In Fallout: New Vegas, the player steps into a politically fraught Mojave, with the NCR and Legion locked in a conflict that could change the face of the wasteland forever. But in the show, was there no second battle this time? Did the Legion win the first, and subsequently absorb and enslave the people of the Mojave? 

We could be looking at Fallout‘s New California Republic at its absolute weakest. This would offer a lot of new story-telling opportunities for the show, including potentially showing us both the fall and potential rise again of the NCR in a way the games themselves don’t detail. For now, all we have is questions. Did the Legion take New Vegas for themselves? Could House’s Securitron army protect the Strip? If not, did Caesar reign supreme, only to still die of cancer in 2281, like in the game? Without Caesar to maintain the Legion’s sycophantic cult of personality, the Legion could be facing its own crisis. And, of course, how does Fallout‘s Vault-Tec factor into the goings-on in New Vegas?

The Fallout Series Could Bring a New New Vegas

Prime Video

The fact that the only canon character we see from the games in the Fallout series (besides Dogmeat, kind of) is Robert House is extremely telling. With the show exploring the pre-war world through the fascinating lens of Cooper Howard (Walton Goggins), it feels likely that we’ll see more of House next season, maybe even a live-action version of his husk of a centuries-old body, kept alive by machines and entrepreneurial spirit.

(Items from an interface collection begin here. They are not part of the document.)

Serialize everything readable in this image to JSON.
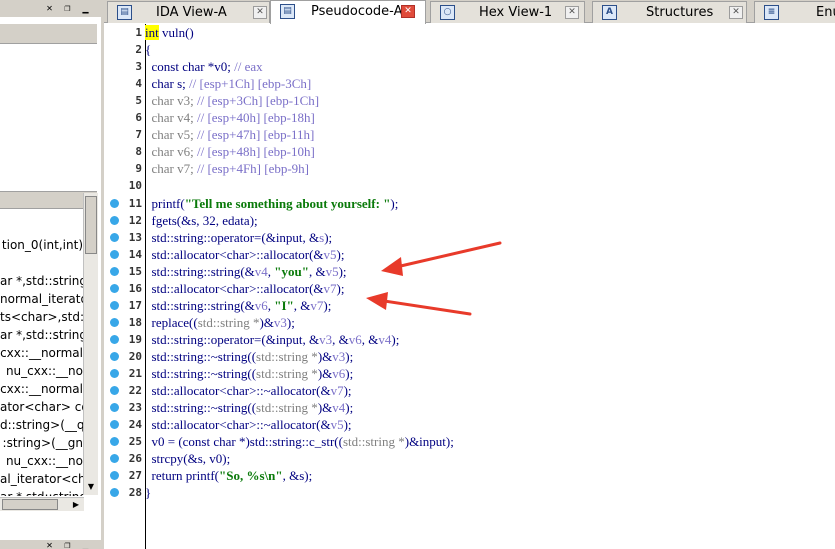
{
  "tabs": [
    {
      "label": "IDA View-A",
      "icon": "ida-view-icon",
      "active": false
    },
    {
      "label": "Pseudocode-A",
      "icon": "pseudocode-icon",
      "active": true
    },
    {
      "label": "Hex View-1",
      "icon": "hex-view-icon",
      "active": false
    },
    {
      "label": "Structures",
      "icon": "structures-icon",
      "active": false
    },
    {
      "label": "Enu",
      "icon": "enums-icon",
      "active": false
    }
  ],
  "left_pane": {
    "function_items": [
      "",
      "tion_0(int,int)",
      "",
      "ar *,std::string",
      "normal_iterato",
      "ts<char>,std::",
      "ar *,std::string",
      "cxx::__normal",
      "nu_cxx::__no",
      "cxx::__normal",
      "ator<char> co",
      "d::string>(__q",
      ":string>(__gn",
      "nu_cxx::__no",
      "al_iterator<ch",
      "ar *,std::string"
    ]
  },
  "code": {
    "lines": [
      {
        "n": "1",
        "bp": false,
        "parts": [
          [
            "hl",
            "int"
          ],
          [
            "id",
            " vuln()"
          ]
        ]
      },
      {
        "n": "2",
        "bp": false,
        "parts": [
          [
            "id",
            "{"
          ]
        ]
      },
      {
        "n": "3",
        "bp": false,
        "parts": [
          [
            "kw",
            "  const char *v0; "
          ],
          [
            "cmt",
            "// eax"
          ]
        ]
      },
      {
        "n": "4",
        "bp": false,
        "parts": [
          [
            "kw",
            "  char s; "
          ],
          [
            "cmt",
            "// [esp+1Ch] [ebp-3Ch]"
          ]
        ]
      },
      {
        "n": "5",
        "bp": false,
        "parts": [
          [
            "gray",
            "  char v3; "
          ],
          [
            "cmt",
            "// [esp+3Ch] [ebp-1Ch]"
          ]
        ]
      },
      {
        "n": "6",
        "bp": false,
        "parts": [
          [
            "gray",
            "  char v4; "
          ],
          [
            "cmt",
            "// [esp+40h] [ebp-18h]"
          ]
        ]
      },
      {
        "n": "7",
        "bp": false,
        "parts": [
          [
            "gray",
            "  char v5; "
          ],
          [
            "cmt",
            "// [esp+47h] [ebp-11h]"
          ]
        ]
      },
      {
        "n": "8",
        "bp": false,
        "parts": [
          [
            "gray",
            "  char v6; "
          ],
          [
            "cmt",
            "// [esp+48h] [ebp-10h]"
          ]
        ]
      },
      {
        "n": "9",
        "bp": false,
        "parts": [
          [
            "gray",
            "  char v7; "
          ],
          [
            "cmt",
            "// [esp+4Fh] [ebp-9h]"
          ]
        ]
      },
      {
        "n": "10",
        "bp": false,
        "parts": [
          [
            "id",
            ""
          ]
        ]
      },
      {
        "n": "11",
        "bp": true,
        "parts": [
          [
            "id",
            "  printf("
          ],
          [
            "str",
            "\"Tell me something about yourself: \""
          ],
          [
            "id",
            ");"
          ]
        ]
      },
      {
        "n": "12",
        "bp": true,
        "parts": [
          [
            "id",
            "  fgets(&s, 32, edata);"
          ]
        ]
      },
      {
        "n": "13",
        "bp": true,
        "parts": [
          [
            "id",
            "  std::string::operator=(&input, &"
          ],
          [
            "var",
            "s"
          ],
          [
            "id",
            ");"
          ]
        ]
      },
      {
        "n": "14",
        "bp": true,
        "parts": [
          [
            "id",
            "  std::allocator<char>::allocator(&"
          ],
          [
            "var",
            "v5"
          ],
          [
            "id",
            ");"
          ]
        ]
      },
      {
        "n": "15",
        "bp": true,
        "parts": [
          [
            "id",
            "  std::string::string(&"
          ],
          [
            "var",
            "v4"
          ],
          [
            "id",
            ", "
          ],
          [
            "str",
            "\"you\""
          ],
          [
            "id",
            ", &"
          ],
          [
            "var",
            "v5"
          ],
          [
            "id",
            ");"
          ]
        ]
      },
      {
        "n": "16",
        "bp": true,
        "parts": [
          [
            "id",
            "  std::allocator<char>::allocator(&"
          ],
          [
            "var",
            "v7"
          ],
          [
            "id",
            ");"
          ]
        ]
      },
      {
        "n": "17",
        "bp": true,
        "parts": [
          [
            "id",
            "  std::string::string(&"
          ],
          [
            "var",
            "v6"
          ],
          [
            "id",
            ", "
          ],
          [
            "str",
            "\"I\""
          ],
          [
            "id",
            ", &"
          ],
          [
            "var",
            "v7"
          ],
          [
            "id",
            ");"
          ]
        ]
      },
      {
        "n": "18",
        "bp": true,
        "parts": [
          [
            "id",
            "  replace(("
          ],
          [
            "gray",
            "std::string *"
          ],
          [
            "id",
            ")&"
          ],
          [
            "var",
            "v3"
          ],
          [
            "id",
            ");"
          ]
        ]
      },
      {
        "n": "19",
        "bp": true,
        "parts": [
          [
            "id",
            "  std::string::operator=(&input, &"
          ],
          [
            "var",
            "v3"
          ],
          [
            "id",
            ", &"
          ],
          [
            "var",
            "v6"
          ],
          [
            "id",
            ", &"
          ],
          [
            "var",
            "v4"
          ],
          [
            "id",
            ");"
          ]
        ]
      },
      {
        "n": "20",
        "bp": true,
        "parts": [
          [
            "id",
            "  std::string::~string(("
          ],
          [
            "gray",
            "std::string *"
          ],
          [
            "id",
            ")&"
          ],
          [
            "var",
            "v3"
          ],
          [
            "id",
            ");"
          ]
        ]
      },
      {
        "n": "21",
        "bp": true,
        "parts": [
          [
            "id",
            "  std::string::~string(("
          ],
          [
            "gray",
            "std::string *"
          ],
          [
            "id",
            ")&"
          ],
          [
            "var",
            "v6"
          ],
          [
            "id",
            ");"
          ]
        ]
      },
      {
        "n": "22",
        "bp": true,
        "parts": [
          [
            "id",
            "  std::allocator<char>::~allocator(&"
          ],
          [
            "var",
            "v7"
          ],
          [
            "id",
            ");"
          ]
        ]
      },
      {
        "n": "23",
        "bp": true,
        "parts": [
          [
            "id",
            "  std::string::~string(("
          ],
          [
            "gray",
            "std::string *"
          ],
          [
            "id",
            ")&"
          ],
          [
            "var",
            "v4"
          ],
          [
            "id",
            ");"
          ]
        ]
      },
      {
        "n": "24",
        "bp": true,
        "parts": [
          [
            "id",
            "  std::allocator<char>::~allocator(&"
          ],
          [
            "var",
            "v5"
          ],
          [
            "id",
            ");"
          ]
        ]
      },
      {
        "n": "25",
        "bp": true,
        "parts": [
          [
            "id",
            "  v0 = (const char *)std::string::c_str(("
          ],
          [
            "gray",
            "std::string *"
          ],
          [
            "id",
            ")&input);"
          ]
        ]
      },
      {
        "n": "26",
        "bp": true,
        "parts": [
          [
            "id",
            "  strcpy(&s, v0);"
          ]
        ]
      },
      {
        "n": "27",
        "bp": true,
        "parts": [
          [
            "id",
            "  return printf("
          ],
          [
            "str",
            "\"So, %s\\n\""
          ],
          [
            "id",
            ", &s);"
          ]
        ]
      },
      {
        "n": "28",
        "bp": true,
        "parts": [
          [
            "id",
            "}"
          ]
        ]
      }
    ]
  },
  "colors": {
    "annotation_arrow": "#e83a2a",
    "breakpoint_dot": "#38a7e8",
    "code_text": "#000080",
    "string_literal": "#0a7a0a",
    "comment": "#7a6fc8"
  }
}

In my humble opinion, New Vegas has likely maintained its sovereignty, and Mr. House remains in charge, regardless of what is going on in the rest of the Mojave. The player character (“Courier Six”) in Fallout: New Vegas ultimately determines whether House, the NCR, the Legion, or the player themself rules New Vegas moving forward in Fallout. And it’ll be up to the writers to determine which path is ultimately canon.

An uncertain NCR. House anywhere from sovereign to deposed. A Brotherhood that appears far stronger in the show than in New Vegas canon, and the Legion as one huge question mark—boy, am I eager to find out what’s next for Lucy, Coop, and Max in the Fallout series!

Jess is a writer, musician, and self-professed obsessive. They have many loves, but they are particularly haunted by Supernatural, House MD, Good Omens, Fallout, and Naruto.